Wu's theory approximated the relative gravity loss as 0.03%. Several groups around the world tried to replicate Podkletnov's gravity shielding observations. According to R. Clive Woods, Department of Electrical and Computer Engineering, Iowa State University, those groups were not able to overcome the challenging technical problems of replicating all aspects of the 1992 experimental conditions. Woods summarised those shortcomings in the following list: Use of a superconductor disk with a diameter greater than 100 mm. C. S. Unnikrishan, Tata Institute of Fundamental Research, India, showed that if the effect had been caused by gravitational shielding, the shape of the shielded region would be similar to a shadow from the gravitational shield.
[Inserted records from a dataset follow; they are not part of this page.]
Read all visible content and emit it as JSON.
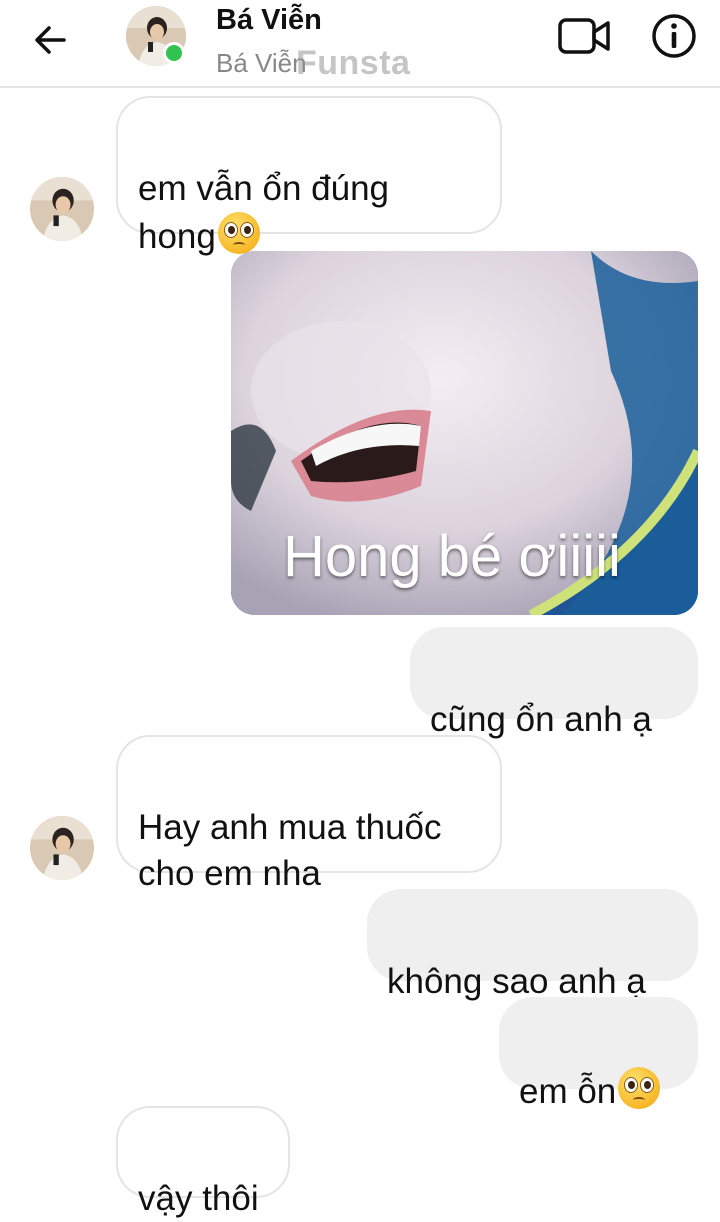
{
  "header": {
    "name": "Bá Viễn",
    "subtitle": "Bá Viễn",
    "watermark": "Funsta",
    "icons": [
      "back-arrow-icon",
      "video-call-icon",
      "info-icon"
    ],
    "online_color": "#31c24f"
  },
  "messages": [
    {
      "side": "in",
      "text": "em vẫn ổn đúng\nhong",
      "emoji": "pleading-face"
    },
    {
      "side": "out",
      "type": "image",
      "caption": "Hong bé ơiiiii"
    },
    {
      "side": "out",
      "text": "cũng ổn anh ạ"
    },
    {
      "side": "in",
      "text": "Hay anh mua thuốc\ncho em nha"
    },
    {
      "side": "out",
      "text": "không sao anh ạ"
    },
    {
      "side": "out",
      "text": "em ỗn",
      "emoji": "pleading-face"
    },
    {
      "side": "in",
      "text": "vậy thôi"
    }
  ]
}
For example, the shape of the shielded region above a disk would be conical; the height of the cone's apex above the disk would vary directly

List of Russian Navy cruisers

Only the navies of Russia and the United States operate modern vessels classified as cruisers. Russia has seven, one is afloat but has been inoperative for years and another that only nominally in commission and has not put to sea since 1991; the fourth Slava class, remains uncompleted at its construction shipyard. The vessels of the Kirov class are the world's largest cruisers, for this reason they are referred to as battlecruisers. Two Kirov battlecruisers are in service, the RFS Admiral Nakhimov and RFS Pyotr Velikiy. In the last 6 years, the Pyotr Velikiy has participated in numerous military exercises, with President Vladimir Putin being on board during the last one; the older Admiral Nakhimov was repaired and returned to service in 2005. Kirov class battlecruisers are outfitted with a large number of weapons systems as well as modern electrical equipment, are capable of fighting a large number of sea-, subsea-, air- and land-based enemy targets. Admiral Lazarev Admiral Ushakov Admiral Nakhimov Pyotr Veliky The Slava class was designed as a less radical back-up to the aforementioned Kirovs, providing most of the facilities of the larger ships in a smaller, gas turbine-powered hull.

The main armament is made up of sixteen SS-N-12 Sandbox launchers, mounted in eight pairs on either side of the forward superstructure. These launchers are fixed at an angle of some 15°. Over-the-horizon targeting for SS-N-12 systems is provided by Punch Bowl Satcom; the Slava class was designed as part of a new strategy of creating bastions for ballistic missile submarines. Project 1143 and 1164 ships were to protect these bastions, the new SS-N-12 missile was designed to strike major enemy anti-submarine warfare units. One of the other major roles of this cruiser type is to hunt down and destroy enemy aircraft carriers, other heavy ships, her SA-N-6 Grumble long-range SAMs can defend an entire strike group against enemy aircraft and missiles. Admiral Lobov - owned by Ukraine Marshal Ustinov Moskva Varyag Kuznetsov class aircraft carriers are designated as heavy aircraft carrying cruisers by the Russian Navy because their main strike armament is long-range antiship cruise missiles and the air wing is intended for defensive purposes.

The flight deck area of the class is 14,700 square meters, aircraft takeoff is assisted by a bow ski jump angled at 12° in lieu of steam catapults. Two starboard lifts carry aircraft from the hangar to the flight deck; the ship was designed with the capacity to support 16 Yakovlev Yak-41M and 12 Sukhoi Su-27K fixed-wing aircraft and a range of Kamov Ka-27 helicopters. The ship has a Granit anti-ship missile system equipped with 12 surface-to-surface missile launchers; the air defence gun and missile system includes the Klinok / SA-N-9 Gauntlet air defence missile system with 24 vertical launchers and 192 surface-to-air missiles, plus 8 CADS-N-1 Kashtan CIWS mounts. The system defends the ship against anti-ship missiles, unmanned aerial vehicles and surface ships; the ship is equipped with an UDAV-1 integrated anti-submarine system with 60 anti-submarine missiles. The only ship commissioned in the class, the Kuznetsov, operates 24 Sukhoi Su-33, unknown numbers of Sukhoi Su-25UTG and 24 Kamov Ka-27 helicopters for use in various roles, such as long range radar, anti-submarine and other uses.

RFS Admiral Flota Sovetskogo Soyuza Kuznetsov – Russian military analysis